▶ [Assigned task]:
Print out every entry, keeping each line identical to the original.

▶ [Records shown]:
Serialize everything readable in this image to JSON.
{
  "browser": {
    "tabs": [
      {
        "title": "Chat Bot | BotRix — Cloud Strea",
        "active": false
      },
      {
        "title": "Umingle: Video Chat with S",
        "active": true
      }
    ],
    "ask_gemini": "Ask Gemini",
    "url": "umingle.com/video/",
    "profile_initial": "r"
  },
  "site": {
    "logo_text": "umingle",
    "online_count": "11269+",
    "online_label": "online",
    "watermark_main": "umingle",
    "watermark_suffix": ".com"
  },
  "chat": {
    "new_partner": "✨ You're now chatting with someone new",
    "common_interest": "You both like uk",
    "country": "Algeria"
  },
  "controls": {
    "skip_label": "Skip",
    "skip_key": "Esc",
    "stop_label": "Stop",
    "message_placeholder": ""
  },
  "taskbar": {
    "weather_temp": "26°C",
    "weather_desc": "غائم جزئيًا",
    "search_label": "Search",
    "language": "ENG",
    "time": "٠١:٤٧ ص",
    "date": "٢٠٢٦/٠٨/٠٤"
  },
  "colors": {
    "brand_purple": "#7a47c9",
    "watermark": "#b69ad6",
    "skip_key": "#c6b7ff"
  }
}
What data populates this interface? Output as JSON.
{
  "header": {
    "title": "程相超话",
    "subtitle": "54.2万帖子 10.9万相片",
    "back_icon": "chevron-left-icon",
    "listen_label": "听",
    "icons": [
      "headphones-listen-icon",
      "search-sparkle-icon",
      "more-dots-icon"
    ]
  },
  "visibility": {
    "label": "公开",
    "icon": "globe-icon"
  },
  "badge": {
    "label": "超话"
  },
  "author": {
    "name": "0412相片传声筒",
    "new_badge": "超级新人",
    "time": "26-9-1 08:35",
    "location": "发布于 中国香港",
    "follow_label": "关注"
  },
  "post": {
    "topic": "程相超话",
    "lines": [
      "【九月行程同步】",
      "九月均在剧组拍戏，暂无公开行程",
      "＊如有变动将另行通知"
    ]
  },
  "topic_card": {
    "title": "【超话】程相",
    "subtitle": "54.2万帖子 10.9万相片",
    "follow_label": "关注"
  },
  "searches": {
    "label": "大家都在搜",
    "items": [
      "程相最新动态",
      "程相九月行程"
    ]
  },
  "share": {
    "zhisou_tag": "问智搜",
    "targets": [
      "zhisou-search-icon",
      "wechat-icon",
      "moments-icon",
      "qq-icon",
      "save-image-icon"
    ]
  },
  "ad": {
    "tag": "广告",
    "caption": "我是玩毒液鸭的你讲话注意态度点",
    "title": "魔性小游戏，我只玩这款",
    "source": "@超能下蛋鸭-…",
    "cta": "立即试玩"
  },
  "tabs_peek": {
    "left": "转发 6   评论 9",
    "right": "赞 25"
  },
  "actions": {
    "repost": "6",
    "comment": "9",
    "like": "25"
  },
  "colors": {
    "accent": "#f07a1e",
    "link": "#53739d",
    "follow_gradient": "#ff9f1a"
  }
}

▶ [Task result]:
Serialize everything readable in this image to JSON.
{
  "browser": {
    "tabs": [
      {
        "title": "Chat Bot | BotRix — Cloud Strea",
        "active": false
      },
      {
        "title": "Umingle: Video Chat with S",
        "active": true
      }
    ],
    "ask_gemini": "Ask Gemini",
    "url": "umingle.com/video/",
    "profile_initial": "r"
  },
  "site": {
    "logo_text": "umingle",
    "online_count": "11269+",
    "online_label": "online",
    "watermark_main": "umingle",
    "watermark_suffix": ".com"
  },
  "chat": {
    "new_partner": "✨ You're now chatting with someone new",
    "common_interest": "You both like uk",
    "country": "Algeria"
  },
  "controls": {
    "skip_label": "Skip",
    "skip_key": "Esc",
    "stop_label": "Stop",
    "message_placeholder": ""
  },
  "taskbar": {
    "weather_temp": "26°C",
    "weather_desc": "غائم جزئيًا",
    "search_label": "Search",
    "language": "ENG",
    "time": "٠١:٤٧ ص",
    "date": "٢٠٢٦/٠٨/٠٤"
  },
  "colors": {
    "brand_purple": "#7a47c9",
    "watermark": "#b69ad6",
    "skip_key": "#c6b7ff"
  }
}
What data populates this interface? Output as JSON.
{
  "header": {
    "title": "程相超话",
    "subtitle": "54.2万帖子 10.9万相片",
    "back_icon": "chevron-left-icon",
    "listen_label": "听",
    "icons": [
      "headphones-listen-icon",
      "search-sparkle-icon",
      "more-dots-icon"
    ]
  },
  "visibility": {
    "label": "公开",
    "icon": "globe-icon"
  },
  "badge": {
    "label": "超话"
  },
  "author": {
    "name": "0412相片传声筒",
    "new_badge": "超级新人",
    "time": "26-9-1 08:35",
    "location": "发布于 中国香港",
    "follow_label": "关注"
  },
  "post": {
    "topic": "程相超话",
    "lines": [
      "【九月行程同步】",
      "九月均在剧组拍戏，暂无公开行程",
      "＊如有变动将另行通知"
    ]
  },
  "topic_card": {
    "title": "【超话】程相",
    "subtitle": "54.2万帖子 10.9万相片",
    "follow_label": "关注"
  },
  "searches": {
    "label": "大家都在搜",
    "items": [
      "程相最新动态",
      "程相九月行程"
    ]
  },
  "share": {
    "zhisou_tag": "问智搜",
    "targets": [
      "zhisou-search-icon",
      "wechat-icon",
      "moments-icon",
      "qq-icon",
      "save-image-icon"
    ]
  },
  "ad": {
    "tag": "广告",
    "caption": "我是玩毒液鸭的你讲话注意态度点",
    "title": "魔性小游戏，我只玩这款",
    "source": "@超能下蛋鸭-…",
    "cta": "立即试玩"
  },
  "tabs_peek": {
    "left": "转发 6   评论 9",
    "right": "赞 25"
  },
  "actions": {
    "repost": "6",
    "comment": "9",
    "like": "25"
  },
  "colors": {
    "accent": "#f07a1e",
    "link": "#53739d",
    "follow_gradient": "#ff9f1a"
  }
}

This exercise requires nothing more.